Bamberger: Oh, Jess. It pains me to disagree with you. But, yes, it does. After turning the table after just one hole? That was Koepka’s moment to step on Phil’s throat, Tiger-style.
Colgan: Now you’re speaking my language, Michael. Brooks’ mythos is as a stone-cold killer. Phil left the door firmly ajar for him this afternoon, and he didn’t capitalize. (Though I’ll admit I admired his grace in defeat — maybe Brooks isn’t ALL frat bro, all the time.)
Piastowski: No. Capital N. Golf is hard. But on one knee — and shoot, maybe no knees — he tied for second. That’s incredible. The dude knows how to show up when the tournaments are the biggest. No one wins every time out, not even Tiger.
5. The windy Ocean Course at Kiawah Island lived up to its fearsome rep, giving the players all they could handle over four rounds. Would you like to see Pete Dye’s design appear more frequently on the major rota?
Melton: I have no issue with the Ocean Course becoming a regular stop for the PGA Championship, and we can throw Whistling Straits in there, too.
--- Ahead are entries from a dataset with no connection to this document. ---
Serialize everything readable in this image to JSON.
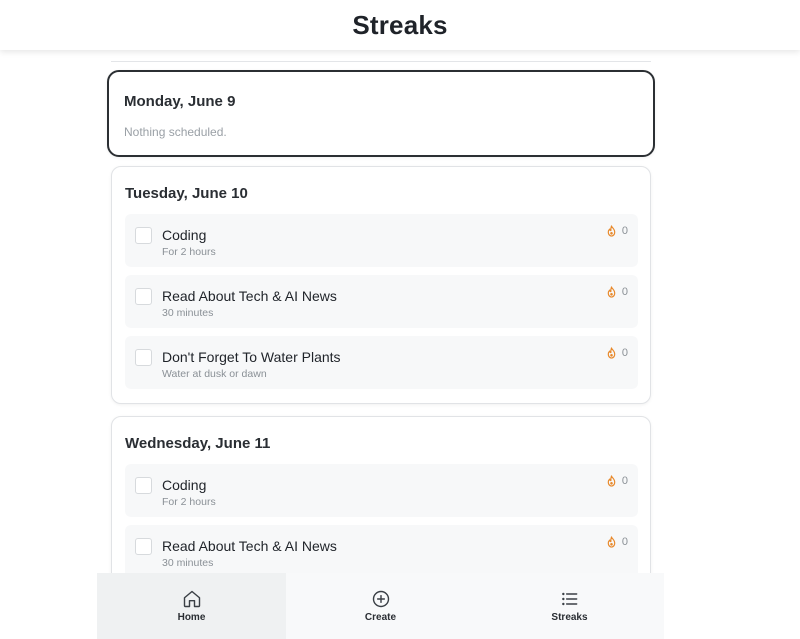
{
  "app": {
    "title": "Streaks"
  },
  "days": [
    {
      "title": "Monday, June 9",
      "selected": true,
      "empty_text": "Nothing scheduled.",
      "tasks": []
    },
    {
      "title": "Tuesday, June 10",
      "selected": false,
      "tasks": [
        {
          "title": "Coding",
          "subtitle": "For 2 hours",
          "streak": "0",
          "checked": false
        },
        {
          "title": "Read About Tech & AI News",
          "subtitle": "30 minutes",
          "streak": "0",
          "checked": false
        },
        {
          "title": "Don't Forget To Water Plants",
          "subtitle": "Water at dusk or dawn",
          "streak": "0",
          "checked": false
        }
      ]
    },
    {
      "title": "Wednesday, June 11",
      "selected": false,
      "tasks": [
        {
          "title": "Coding",
          "subtitle": "For 2 hours",
          "streak": "0",
          "checked": false
        },
        {
          "title": "Read About Tech & AI News",
          "subtitle": "30 minutes",
          "streak": "0",
          "checked": false
        }
      ]
    }
  ],
  "tabs": [
    {
      "label": "Home",
      "icon": "home-icon",
      "active": true
    },
    {
      "label": "Create",
      "icon": "plus-circle-icon",
      "active": false
    },
    {
      "label": "Streaks",
      "icon": "list-icon",
      "active": false
    }
  ],
  "colors": {
    "streak_icon": "#e8892b",
    "selected_border": "#2b2f33",
    "task_bg": "#f7f8f9"
  }
}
So I guess what I’m saying is yes?
Zak: With the PGA Championship moving to May, perhaps it should take the ceremonial spot of Whistling Straits, which won’t be able to host that event in May anymore. Whistling hosted three PGAs in 12 years, and I think we’d learn to really love Kiawah in a sick and twisted way if it came around three times every two decades.
Bamberger: The golf course exists, as best I can tell, as an excellent venue for major events in beautiful weather on TV. But it’s not a real course, not in the conventional sense of walk the course, find your ball. I’m sure they sold a million tee times this week. The setup was excellent. It was a great event. But it’s really tough on spectators, and I just don’t know. By which I mean alternate every year between the Ocean Course and Pebble Beach.
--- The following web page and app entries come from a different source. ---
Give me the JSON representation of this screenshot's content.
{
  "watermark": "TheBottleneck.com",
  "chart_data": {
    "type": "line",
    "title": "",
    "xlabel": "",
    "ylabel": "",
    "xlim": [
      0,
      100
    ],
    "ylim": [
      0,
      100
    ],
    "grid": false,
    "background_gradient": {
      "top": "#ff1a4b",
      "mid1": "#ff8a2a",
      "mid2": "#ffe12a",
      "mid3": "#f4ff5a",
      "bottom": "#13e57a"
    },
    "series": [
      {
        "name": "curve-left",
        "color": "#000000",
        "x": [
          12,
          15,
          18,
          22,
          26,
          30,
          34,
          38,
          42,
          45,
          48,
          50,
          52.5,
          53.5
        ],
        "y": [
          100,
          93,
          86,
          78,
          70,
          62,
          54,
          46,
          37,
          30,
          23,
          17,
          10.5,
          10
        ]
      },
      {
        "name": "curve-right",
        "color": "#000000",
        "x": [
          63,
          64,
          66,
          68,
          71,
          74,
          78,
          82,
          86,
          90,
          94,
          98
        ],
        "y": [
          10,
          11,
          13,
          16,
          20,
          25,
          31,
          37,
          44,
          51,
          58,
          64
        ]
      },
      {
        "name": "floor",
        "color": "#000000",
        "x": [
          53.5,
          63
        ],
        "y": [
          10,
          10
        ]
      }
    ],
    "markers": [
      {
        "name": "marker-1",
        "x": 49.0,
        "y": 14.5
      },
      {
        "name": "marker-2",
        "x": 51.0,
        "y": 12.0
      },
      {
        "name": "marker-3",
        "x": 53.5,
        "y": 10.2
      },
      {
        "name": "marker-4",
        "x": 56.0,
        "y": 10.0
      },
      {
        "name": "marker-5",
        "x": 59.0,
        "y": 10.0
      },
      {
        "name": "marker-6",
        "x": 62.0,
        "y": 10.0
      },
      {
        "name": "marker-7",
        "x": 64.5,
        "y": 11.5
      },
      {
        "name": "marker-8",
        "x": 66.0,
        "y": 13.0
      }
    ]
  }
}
Colgan: Eh. I think it’s worth noting that we were four windless days away from a 16-under winner. Kiawah seems like a lovely location, but I’d stop short of calling it a blue-chip location.
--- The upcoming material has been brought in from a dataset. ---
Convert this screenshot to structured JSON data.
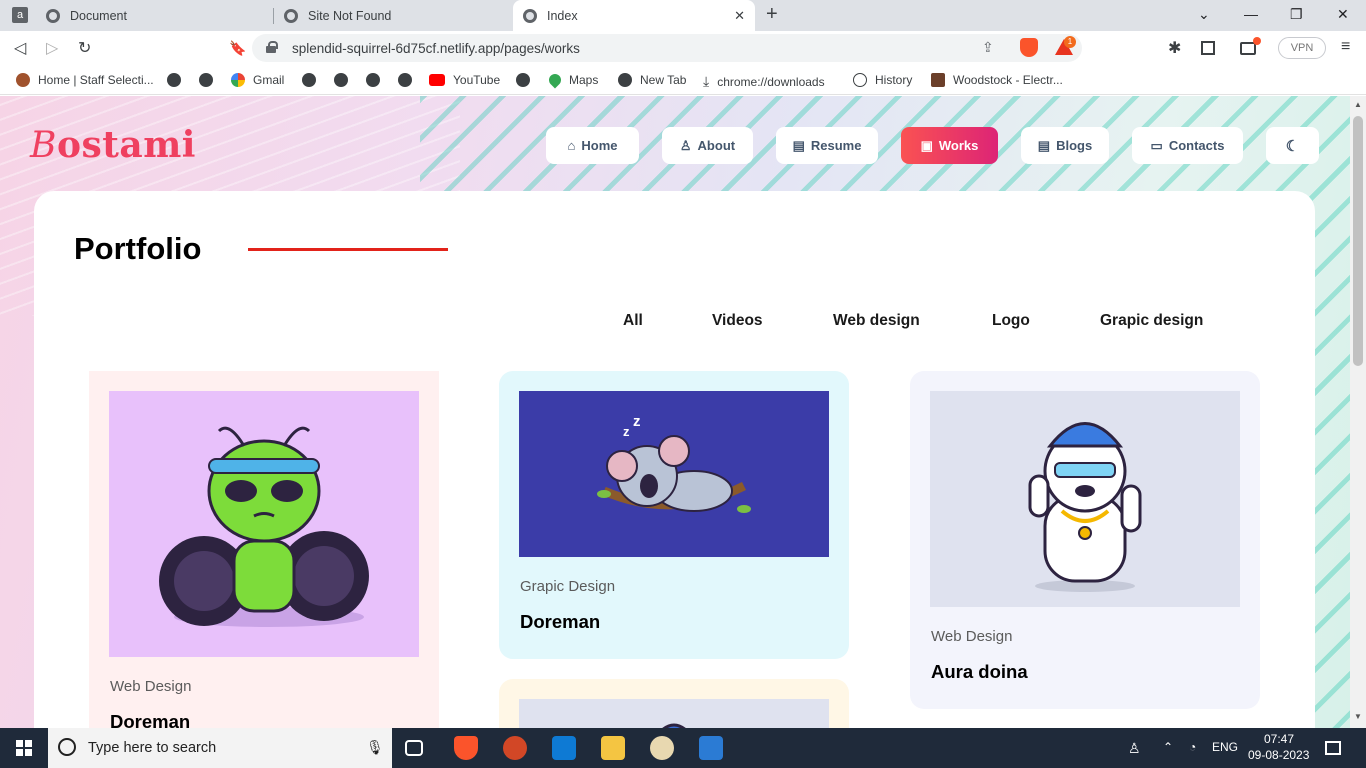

Marksbury: Most definitely. The vistas we were treated to of the crashing surf and perfectly manicured golf course made for a sublime viewing experience. And why should the U.S. Open have a monopoly on carnage? Bring it on!
Piastowski: Yes. Capital Y. The golf was entertaining for all four days, which is what we want, and most every player said the course was firm but fair, which is all they want.
6. It’s hard not to fixate on Phil, but what was the second-most important storyline to emerge from the PGA?
Melton: Louis Oosthuizen adding another silver medal to his hardware! The man is four strokes away from having a career grand slam to his credit, and he’s six strokes away from having five(!) major titles. Louis is fewer than 10 strokes from being one of the all-time greats. Instead, he has merely put together a good, but not great, career.
Zak: I hate to focus too much on the guy, but Koepka is my answer. His ability to play major championships better than anyone else needs to get properly documented. And not just in stat boxes on the broadcast. He’s explained to me the zone he gets in during majors, and of course it doesn’t make any special sense to an idiot like myself. But to him, it does. Even when he’s hampered. He has to be the favorite for Torrey. And for Royal St. George’s. And then maybe for Augusta, too. Don’t doubt him. It makes no sense.
Marksbury: Both excellent choices, guys. I’ll go with Will Zalatoris, who quietly posted his third consecutive top 8 finish in a major championship. Hard not to envision him winning one of these soon enough.
Colgan: Rory looked completely unchanged from his recent major form, which is to say he was underwhelming. That wasn’t shocking on its face, but that BIG left miss concerns me heading forward.
Piastowski: Second most, right? Well, if you happen to be a 45-year-old golfer rehabbing, a win by a 50-year-old gives you hope that there are still good years ahead.